• **Dataset rows for apps and sites**
------------

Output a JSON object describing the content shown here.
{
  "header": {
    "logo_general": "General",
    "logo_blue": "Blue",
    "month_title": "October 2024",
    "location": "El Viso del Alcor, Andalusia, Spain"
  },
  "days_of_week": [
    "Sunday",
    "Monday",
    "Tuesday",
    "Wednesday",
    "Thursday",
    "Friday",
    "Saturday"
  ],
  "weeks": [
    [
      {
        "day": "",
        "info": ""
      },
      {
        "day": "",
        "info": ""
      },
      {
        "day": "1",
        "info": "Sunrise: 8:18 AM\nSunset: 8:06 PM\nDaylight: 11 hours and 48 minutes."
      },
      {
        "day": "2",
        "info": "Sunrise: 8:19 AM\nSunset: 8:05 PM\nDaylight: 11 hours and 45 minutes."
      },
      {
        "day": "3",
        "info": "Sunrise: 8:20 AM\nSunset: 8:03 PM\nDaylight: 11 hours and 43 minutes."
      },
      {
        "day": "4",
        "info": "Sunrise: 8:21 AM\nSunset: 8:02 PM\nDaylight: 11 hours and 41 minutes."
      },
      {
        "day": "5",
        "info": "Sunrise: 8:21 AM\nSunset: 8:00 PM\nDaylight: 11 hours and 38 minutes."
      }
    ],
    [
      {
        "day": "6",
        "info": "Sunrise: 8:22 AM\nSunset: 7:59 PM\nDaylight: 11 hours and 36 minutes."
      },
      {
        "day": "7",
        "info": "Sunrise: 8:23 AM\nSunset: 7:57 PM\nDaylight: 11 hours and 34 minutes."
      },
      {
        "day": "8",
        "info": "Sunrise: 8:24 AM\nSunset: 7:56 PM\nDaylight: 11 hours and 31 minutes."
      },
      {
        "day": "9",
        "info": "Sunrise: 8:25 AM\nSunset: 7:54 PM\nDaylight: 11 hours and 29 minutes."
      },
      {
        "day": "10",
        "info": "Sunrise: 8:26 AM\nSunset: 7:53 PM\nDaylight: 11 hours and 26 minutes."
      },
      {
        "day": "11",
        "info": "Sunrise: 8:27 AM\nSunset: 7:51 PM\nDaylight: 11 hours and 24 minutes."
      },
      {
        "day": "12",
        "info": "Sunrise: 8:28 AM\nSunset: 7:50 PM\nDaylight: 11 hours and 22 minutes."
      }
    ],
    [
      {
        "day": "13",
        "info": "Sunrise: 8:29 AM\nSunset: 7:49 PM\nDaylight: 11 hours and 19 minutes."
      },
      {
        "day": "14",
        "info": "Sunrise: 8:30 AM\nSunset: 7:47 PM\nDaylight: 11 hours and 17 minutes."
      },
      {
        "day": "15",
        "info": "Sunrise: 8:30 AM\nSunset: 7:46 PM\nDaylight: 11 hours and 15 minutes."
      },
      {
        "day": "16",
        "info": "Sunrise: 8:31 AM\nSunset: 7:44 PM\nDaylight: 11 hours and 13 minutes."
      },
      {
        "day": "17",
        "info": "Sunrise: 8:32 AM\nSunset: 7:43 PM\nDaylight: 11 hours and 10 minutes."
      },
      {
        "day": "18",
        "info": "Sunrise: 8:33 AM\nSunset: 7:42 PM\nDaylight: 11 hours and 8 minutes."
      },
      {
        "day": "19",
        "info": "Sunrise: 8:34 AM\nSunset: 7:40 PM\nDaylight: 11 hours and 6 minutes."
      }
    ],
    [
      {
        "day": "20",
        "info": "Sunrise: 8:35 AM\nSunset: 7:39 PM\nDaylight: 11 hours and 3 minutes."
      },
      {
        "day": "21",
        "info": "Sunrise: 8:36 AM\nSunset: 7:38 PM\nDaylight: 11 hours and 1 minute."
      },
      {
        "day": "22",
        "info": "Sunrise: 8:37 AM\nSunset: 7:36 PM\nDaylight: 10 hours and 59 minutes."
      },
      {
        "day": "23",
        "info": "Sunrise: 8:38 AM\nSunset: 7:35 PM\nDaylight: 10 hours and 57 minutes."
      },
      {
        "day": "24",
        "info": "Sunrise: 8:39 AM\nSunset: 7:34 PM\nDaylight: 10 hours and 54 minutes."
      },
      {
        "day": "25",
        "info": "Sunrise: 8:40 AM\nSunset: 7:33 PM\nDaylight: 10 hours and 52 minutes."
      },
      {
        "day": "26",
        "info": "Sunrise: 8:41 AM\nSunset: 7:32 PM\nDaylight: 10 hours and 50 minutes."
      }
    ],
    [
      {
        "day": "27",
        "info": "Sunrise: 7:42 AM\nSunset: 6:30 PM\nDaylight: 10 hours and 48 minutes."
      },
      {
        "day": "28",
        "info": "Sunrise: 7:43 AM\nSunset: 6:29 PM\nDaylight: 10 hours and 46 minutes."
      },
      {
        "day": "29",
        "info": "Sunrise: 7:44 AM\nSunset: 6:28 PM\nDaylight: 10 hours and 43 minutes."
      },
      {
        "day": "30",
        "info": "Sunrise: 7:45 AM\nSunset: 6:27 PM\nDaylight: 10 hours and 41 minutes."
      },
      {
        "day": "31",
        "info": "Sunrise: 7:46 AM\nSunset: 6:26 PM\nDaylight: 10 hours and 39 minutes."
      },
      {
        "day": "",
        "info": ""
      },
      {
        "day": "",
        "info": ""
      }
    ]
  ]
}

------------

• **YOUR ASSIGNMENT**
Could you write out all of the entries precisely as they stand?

• **ANSWER TO THE PROBLEM**
Output a JSON object describing the content shown here.
{
  "header": {
    "logo_general": "General",
    "logo_blue": "Blue",
    "month_title": "October 2024",
    "location": "El Viso del Alcor, Andalusia, Spain"
  },
  "days_of_week": [
    "Sunday",
    "Monday",
    "Tuesday",
    "Wednesday",
    "Thursday",
    "Friday",
    "Saturday"
  ],
  "weeks": [
    [
      {
        "day": "",
        "info": ""
      },
      {
        "day": "",
        "info": ""
      },
      {
        "day": "1",
        "info": "Sunrise: 8:18 AM\nSunset: 8:06 PM\nDaylight: 11 hours and 48 minutes."
      },
      {
        "day": "2",
        "info": "Sunrise: 8:19 AM\nSunset: 8:05 PM\nDaylight: 11 hours and 45 minutes."
      },
      {
        "day": "3",
        "info": "Sunrise: 8:20 AM\nSunset: 8:03 PM\nDaylight: 11 hours and 43 minutes."
      },
      {
        "day": "4",
        "info": "Sunrise: 8:21 AM\nSunset: 8:02 PM\nDaylight: 11 hours and 41 minutes."
      },
      {
        "day": "5",
        "info": "Sunrise: 8:21 AM\nSunset: 8:00 PM\nDaylight: 11 hours and 38 minutes."
      }
    ],
    [
      {
        "day": "6",
        "info": "Sunrise: 8:22 AM\nSunset: 7:59 PM\nDaylight: 11 hours and 36 minutes."
      },
      {
        "day": "7",
        "info": "Sunrise: 8:23 AM\nSunset: 7:57 PM\nDaylight: 11 hours and 34 minutes."
      },
      {
        "day": "8",
        "info": "Sunrise: 8:24 AM\nSunset: 7:56 PM\nDaylight: 11 hours and 31 minutes."
      },
      {
        "day": "9",
        "info": "Sunrise: 8:25 AM\nSunset: 7:54 PM\nDaylight: 11 hours and 29 minutes."
      },
      {
        "day": "10",
        "info": "Sunrise: 8:26 AM\nSunset: 7:53 PM\nDaylight: 11 hours and 26 minutes."
      },
      {
        "day": "11",
        "info": "Sunrise: 8:27 AM\nSunset: 7:51 PM\nDaylight: 11 hours and 24 minutes."
      },
      {
        "day": "12",
        "info": "Sunrise: 8:28 AM\nSunset: 7:50 PM\nDaylight: 11 hours and 22 minutes."
      }
    ],
    [
      {
        "day": "13",
        "info": "Sunrise: 8:29 AM\nSunset: 7:49 PM\nDaylight: 11 hours and 19 minutes."
      },
      {
        "day": "14",
        "info": "Sunrise: 8:30 AM\nSunset: 7:47 PM\nDaylight: 11 hours and 17 minutes."
      },
      {
        "day": "15",
        "info": "Sunrise: 8:30 AM\nSunset: 7:46 PM\nDaylight: 11 hours and 15 minutes."
      },
      {
        "day": "16",
        "info": "Sunrise: 8:31 AM\nSunset: 7:44 PM\nDaylight: 11 hours and 13 minutes."
      },
      {
        "day": "17",
        "info": "Sunrise: 8:32 AM\nSunset: 7:43 PM\nDaylight: 11 hours and 10 minutes."
      },
      {
        "day": "18",
        "info": "Sunrise: 8:33 AM\nSunset: 7:42 PM\nDaylight: 11 hours and 8 minutes."
      },
      {
        "day": "19",
        "info": "Sunrise: 8:34 AM\nSunset: 7:40 PM\nDaylight: 11 hours and 6 minutes."
      }
    ],
    [
      {
        "day": "20",
        "info": "Sunrise: 8:35 AM\nSunset: 7:39 PM\nDaylight: 11 hours and 3 minutes."
      },
      {
        "day": "21",
        "info": "Sunrise: 8:36 AM\nSunset: 7:38 PM\nDaylight: 11 hours and 1 minute."
      },
      {
        "day": "22",
        "info": "Sunrise: 8:37 AM\nSunset: 7:36 PM\nDaylight: 10 hours and 59 minutes."
      },
      {
        "day": "23",
        "info": "Sunrise: 8:38 AM\nSunset: 7:35 PM\nDaylight: 10 hours and 57 minutes."
      },
      {
        "day": "24",
        "info": "Sunrise: 8:39 AM\nSunset: 7:34 PM\nDaylight: 10 hours and 54 minutes."
      },
      {
        "day": "25",
        "info": "Sunrise: 8:40 AM\nSunset: 7:33 PM\nDaylight: 10 hours and 52 minutes."
      },
      {
        "day": "26",
        "info": "Sunrise: 8:41 AM\nSunset: 7:32 PM\nDaylight: 10 hours and 50 minutes."
      }
    ],
    [
      {
        "day": "27",
        "info": "Sunrise: 7:42 AM\nSunset: 6:30 PM\nDaylight: 10 hours and 48 minutes."
      },
      {
        "day": "28",
        "info": "Sunrise: 7:43 AM\nSunset: 6:29 PM\nDaylight: 10 hours and 46 minutes."
      },
      {
        "day": "29",
        "info": "Sunrise: 7:44 AM\nSunset: 6:28 PM\nDaylight: 10 hours and 43 minutes."
      },
      {
        "day": "30",
        "info": "Sunrise: 7:45 AM\nSunset: 6:27 PM\nDaylight: 10 hours and 41 minutes."
      },
      {
        "day": "31",
        "info": "Sunrise: 7:46 AM\nSunset: 6:26 PM\nDaylight: 10 hours and 39 minutes."
      },
      {
        "day": "",
        "info": ""
      },
      {
        "day": "",
        "info": ""
      }
    ]
  ]
}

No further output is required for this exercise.